Keats' Poems and Letters

Sonnet 2: To [Unknown]

Had I a man's fair form, then might my sighs

Be echoed swiftly through that ivory shell,

Thine ear, and find thy gentle heart; so well

Would passion arm me for the enterprize:

But ah! I am no knight whose foeman dies;

No cuirass glistens on my bosom's swell;

I am no happy shepherd of the dell

Whose lips have trembled with a maiden's eyes;

Yet must I dote upon thee,--call thee sweet.

Sweeter by far than Hybla's honied roses

When steep'd in dew rich to intoxication.

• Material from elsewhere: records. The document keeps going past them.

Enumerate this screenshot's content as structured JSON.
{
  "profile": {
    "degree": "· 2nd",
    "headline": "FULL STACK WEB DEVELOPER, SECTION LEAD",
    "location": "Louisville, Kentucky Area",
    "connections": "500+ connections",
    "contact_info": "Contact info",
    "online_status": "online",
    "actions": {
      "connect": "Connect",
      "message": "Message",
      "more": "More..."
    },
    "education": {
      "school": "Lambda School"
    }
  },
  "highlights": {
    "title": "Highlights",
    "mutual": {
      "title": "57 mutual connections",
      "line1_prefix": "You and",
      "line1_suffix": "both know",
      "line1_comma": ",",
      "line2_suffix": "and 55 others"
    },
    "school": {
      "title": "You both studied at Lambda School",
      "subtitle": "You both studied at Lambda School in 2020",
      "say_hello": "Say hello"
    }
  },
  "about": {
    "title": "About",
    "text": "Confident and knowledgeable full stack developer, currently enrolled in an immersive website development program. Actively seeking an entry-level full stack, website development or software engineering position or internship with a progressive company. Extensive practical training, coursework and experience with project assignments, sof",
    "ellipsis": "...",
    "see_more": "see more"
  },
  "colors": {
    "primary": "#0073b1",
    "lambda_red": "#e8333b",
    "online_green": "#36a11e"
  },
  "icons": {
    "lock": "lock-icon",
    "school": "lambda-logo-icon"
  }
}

Ah! I will taste that dew, for me 'tis meet,

And when the moon her pallid face discloses,

I'll gather some by spells, and incantation.